The British seem to have an instinct for remembrance, deep in the collective psyche. It is in the fabric of our towns and cities in the form of inscribed memorials, and just below the surface there is a respect for sacrifice, particularly in active service. The minute’s silence, the sight of falling poppies, crowds lining streets for a cortege, and of course the music of consolation and respect which has a sound which so many recognise.
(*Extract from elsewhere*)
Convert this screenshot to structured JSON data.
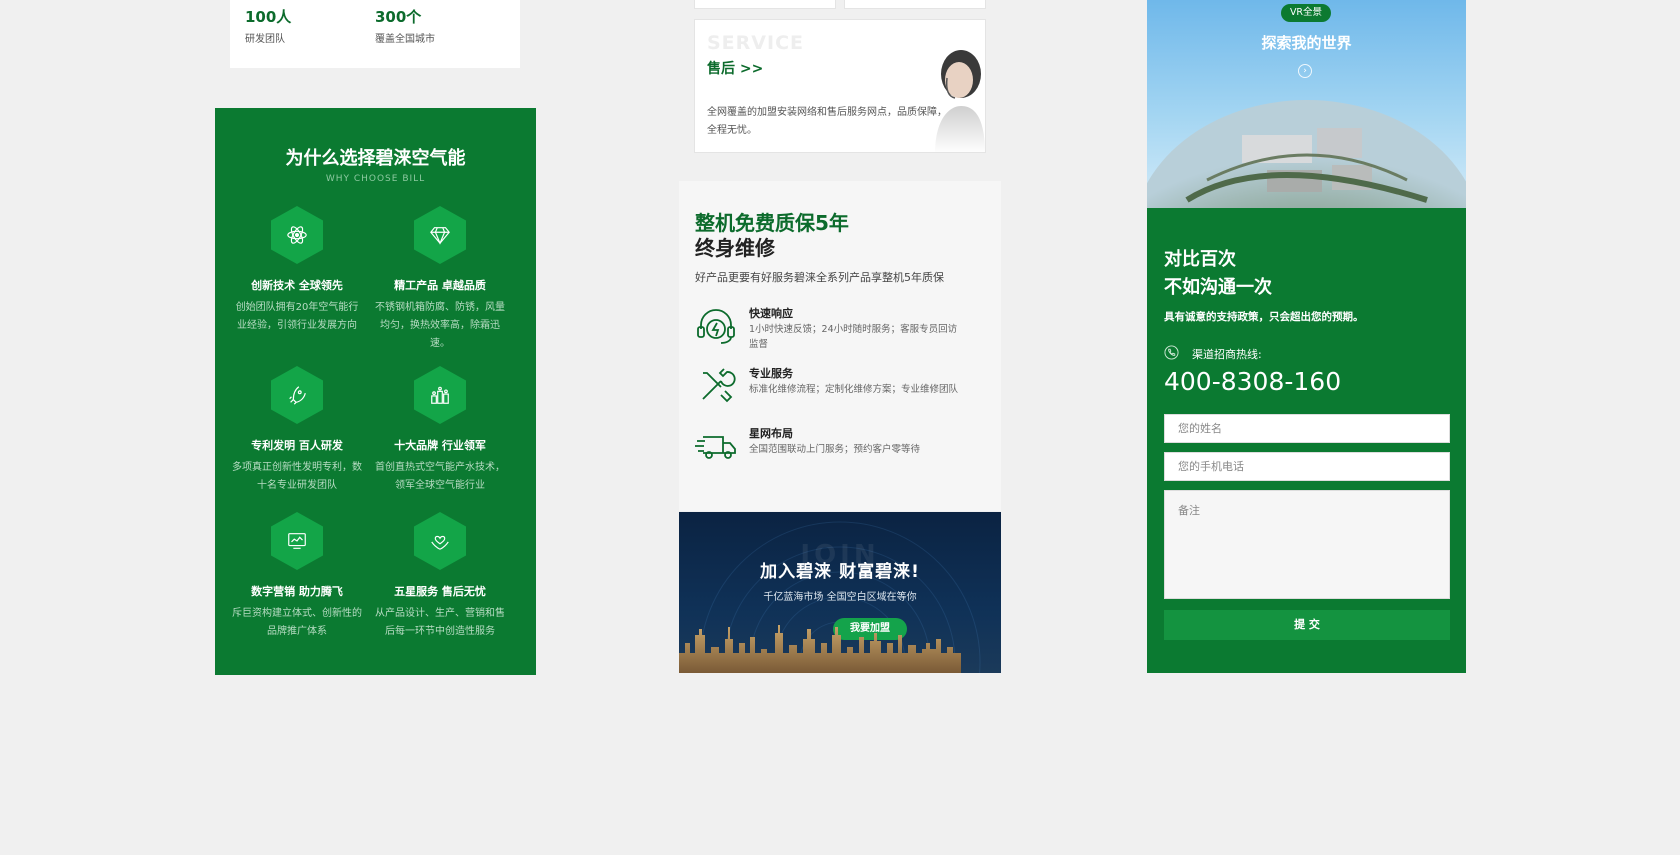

From the first two notes of the Last Post from a lone bugler to the emotive first chords of Elgar’s Nimrod, we have a culture of commemoration in music and the choral tradition possesses an unmistakable role in giving voice and words to these sentiments.
Tenebrae offers the finest pairing of poetry and music in a range of works, some already treasured in the heart of the nation, with other masterpieces which might well join them.
Edward Elgar They are at rest
John Tavener Song for Athene
Ivor Gurney Since I Believe in God the Father Almighty
Judith Bingham A Walk with Ivor Gurney
Herbert Howells Take Him, Earth, for Cherishing
Gustav Holst The Evening Watch
Hubert Parry Songs of Farewell
Nigel Short conductor